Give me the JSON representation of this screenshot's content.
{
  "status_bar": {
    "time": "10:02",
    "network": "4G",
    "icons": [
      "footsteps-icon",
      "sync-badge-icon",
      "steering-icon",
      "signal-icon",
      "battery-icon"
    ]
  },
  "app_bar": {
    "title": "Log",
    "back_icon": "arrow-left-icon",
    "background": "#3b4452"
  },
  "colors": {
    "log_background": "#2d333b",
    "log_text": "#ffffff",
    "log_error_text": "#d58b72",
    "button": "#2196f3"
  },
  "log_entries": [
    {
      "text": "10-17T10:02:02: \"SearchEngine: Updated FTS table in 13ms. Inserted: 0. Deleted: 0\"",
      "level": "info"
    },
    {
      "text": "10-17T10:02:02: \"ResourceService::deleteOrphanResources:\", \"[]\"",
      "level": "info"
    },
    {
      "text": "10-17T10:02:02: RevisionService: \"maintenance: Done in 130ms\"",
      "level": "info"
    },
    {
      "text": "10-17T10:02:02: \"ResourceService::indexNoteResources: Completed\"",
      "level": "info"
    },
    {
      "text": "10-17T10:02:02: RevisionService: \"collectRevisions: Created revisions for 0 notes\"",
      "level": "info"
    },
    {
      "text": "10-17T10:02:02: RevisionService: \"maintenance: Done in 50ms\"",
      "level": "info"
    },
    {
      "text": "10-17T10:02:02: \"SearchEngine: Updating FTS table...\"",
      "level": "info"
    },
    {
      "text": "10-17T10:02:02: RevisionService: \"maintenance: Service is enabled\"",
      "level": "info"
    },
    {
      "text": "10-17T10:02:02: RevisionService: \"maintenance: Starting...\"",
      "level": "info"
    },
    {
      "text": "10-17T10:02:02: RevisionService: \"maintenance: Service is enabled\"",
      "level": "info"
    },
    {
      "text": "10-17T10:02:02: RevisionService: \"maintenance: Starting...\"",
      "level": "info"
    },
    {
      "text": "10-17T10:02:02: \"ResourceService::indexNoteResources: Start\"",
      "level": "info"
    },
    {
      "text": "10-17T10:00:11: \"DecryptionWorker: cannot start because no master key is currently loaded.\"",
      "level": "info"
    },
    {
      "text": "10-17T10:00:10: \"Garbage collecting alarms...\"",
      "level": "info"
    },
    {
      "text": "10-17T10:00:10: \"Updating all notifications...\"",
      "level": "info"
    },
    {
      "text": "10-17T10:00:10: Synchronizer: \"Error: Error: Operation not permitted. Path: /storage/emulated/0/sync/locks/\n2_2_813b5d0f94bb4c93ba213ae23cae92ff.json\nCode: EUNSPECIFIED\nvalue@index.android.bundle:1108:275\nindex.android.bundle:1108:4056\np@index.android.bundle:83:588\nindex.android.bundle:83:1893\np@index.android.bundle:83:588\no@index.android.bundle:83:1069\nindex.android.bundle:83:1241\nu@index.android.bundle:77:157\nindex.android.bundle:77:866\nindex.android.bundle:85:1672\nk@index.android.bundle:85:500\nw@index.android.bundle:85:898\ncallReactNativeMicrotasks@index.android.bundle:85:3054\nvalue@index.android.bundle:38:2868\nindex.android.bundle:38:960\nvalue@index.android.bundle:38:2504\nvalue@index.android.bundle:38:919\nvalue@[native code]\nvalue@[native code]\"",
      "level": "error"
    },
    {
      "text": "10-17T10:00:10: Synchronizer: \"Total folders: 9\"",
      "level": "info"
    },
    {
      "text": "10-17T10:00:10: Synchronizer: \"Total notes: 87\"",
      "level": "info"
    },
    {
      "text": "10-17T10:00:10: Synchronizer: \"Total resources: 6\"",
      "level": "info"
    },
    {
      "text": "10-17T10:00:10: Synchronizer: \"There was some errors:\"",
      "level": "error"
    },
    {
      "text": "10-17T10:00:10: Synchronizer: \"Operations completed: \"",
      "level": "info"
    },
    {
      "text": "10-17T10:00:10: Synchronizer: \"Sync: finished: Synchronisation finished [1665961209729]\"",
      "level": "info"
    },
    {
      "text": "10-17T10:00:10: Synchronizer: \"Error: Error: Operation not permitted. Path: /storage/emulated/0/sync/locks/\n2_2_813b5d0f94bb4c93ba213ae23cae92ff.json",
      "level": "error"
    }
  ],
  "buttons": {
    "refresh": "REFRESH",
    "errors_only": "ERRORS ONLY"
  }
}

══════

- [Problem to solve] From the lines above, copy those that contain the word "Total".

- [Response area]
      "text": "10-17T10:00:10: Synchronizer: \"Total folders: 9\"",
      "text": "10-17T10:00:10: Synchronizer: \"Total notes: 87\"",
      "text": "10-17T10:00:10: Synchronizer: \"Total resources: 6\"",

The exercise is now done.